Associate Professor Kate Ogg undertakes interdisciplinary research in the areas of refugee law, human rights, litigation, access to justice and feminist legal theory. Kate is the co-editor of The Future of Feminist Engagement with International Law (Edward Elgar, 2019) and has published a number of influential book chapters and journal articles in leading international and Australian edited collections and journals. Kate has been twice invited to present her research at the United Nations High Commissioner for Refugees’ Headquarters in Geneva. She has been called to give evidence on international refugee law to the Australian Federal Parliament and regularly provides commentary on developments in refugee law and policy in domestic and international media outlets. Kate is the Higher Degree Research Director for the ANU College of Law.
Muhamed Shiwan Amin
Part-time Professor, Department of History, University of Ottawa
Muhamed Amin is a PhD candidate and Part-Time Professor in the Department of History at the University of Ottawa. He has taught courses on migration and integration in postwar Europe as well as on the history of the African Diaspora. He is currently in the final stages of completing his doctoral dissertation on the history of asylum-seekers in Europe by examining personal narratives and lived experiences within the conceptual boundaries of the European Public Sphere.
Dr. Sasha Baglay
Associate Professor, Faculty of Social Sciences and Humanities, Ontario Tech University
Dr. Sasha Baglay received her Master of Law degree from Dalhousie University in Halifax, Nova Scotia and Doctor of Jurisprudence from Osgoode Hall Law School at York University in Toronto, Ontario. She joined Ontario Tech University in 2006. She specializes in immigration and refugee law and policy. In 2009-2010 she was the President of the Canadian Association for Refugee and Forced Migration Studies.
Rachael Nyandeng Ayei
Student, University of Toronto
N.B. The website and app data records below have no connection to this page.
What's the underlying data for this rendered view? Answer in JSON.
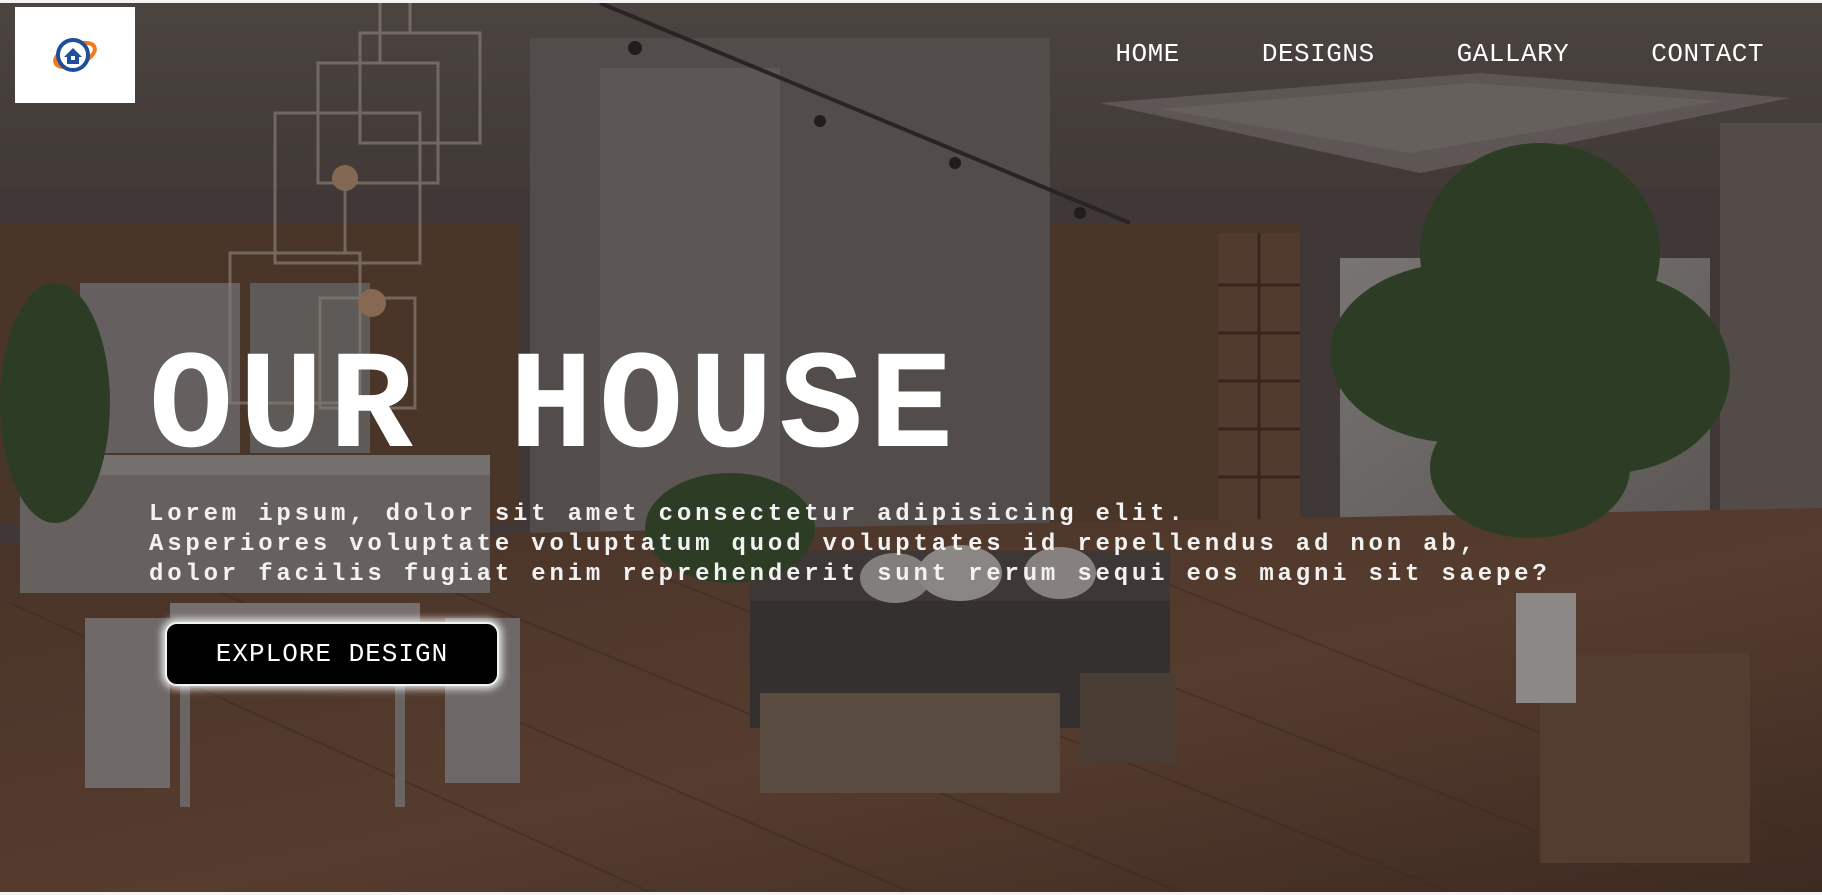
{
  "logo": {
    "icon": "house-globe-icon",
    "colors": {
      "primary": "#1f4f9c",
      "accent": "#f07b1f"
    }
  },
  "nav": {
    "items": [
      {
        "label": "HOME"
      },
      {
        "label": "DESIGNS"
      },
      {
        "label": "GALLARY"
      },
      {
        "label": "CONTACT"
      }
    ]
  },
  "hero": {
    "title": "OUR HOUSE",
    "description_lines": [
      "Lorem ipsum, dolor sit amet consectetur adipisicing elit.",
      "Asperiores voluptate voluptatum quod voluptates id repellendus ad non ab,",
      "dolor facilis fugiat enim reprehenderit sunt rerum sequi eos magni sit saepe?"
    ],
    "button_label": "EXPLORE DESIGN"
  },
  "colors": {
    "overlay": "#0f0e0e",
    "text": "#ffffff",
    "button_bg": "#000000"
  }
}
Nyandeng is currently in her last year of pursuing an Honours Bachelor of Arts (HBA) doing a double-major in Political Science and Criminology, Law and Society at the University of Toronto, Mississauga Campus (UTM). She came to Canada in 2017 through the WUSC Student Refugee Program scholarship program. In the 2020-2021 academic year, Nyandeng landed a work-study position with the International Education Centre (at UTM) as an International Students’ Group Advising Assistant. Her work entailed helping International and first-year students to adapt to Canadian education as well as transition to university life in general. Having witnessed the situation in which girls and women live in a refugee Camp, Nyandeng developed a passion for girls’ education and women empowerment, which she is very vocal about, as ways of transforming society. Last but not the least, she is an aspiring lawyer!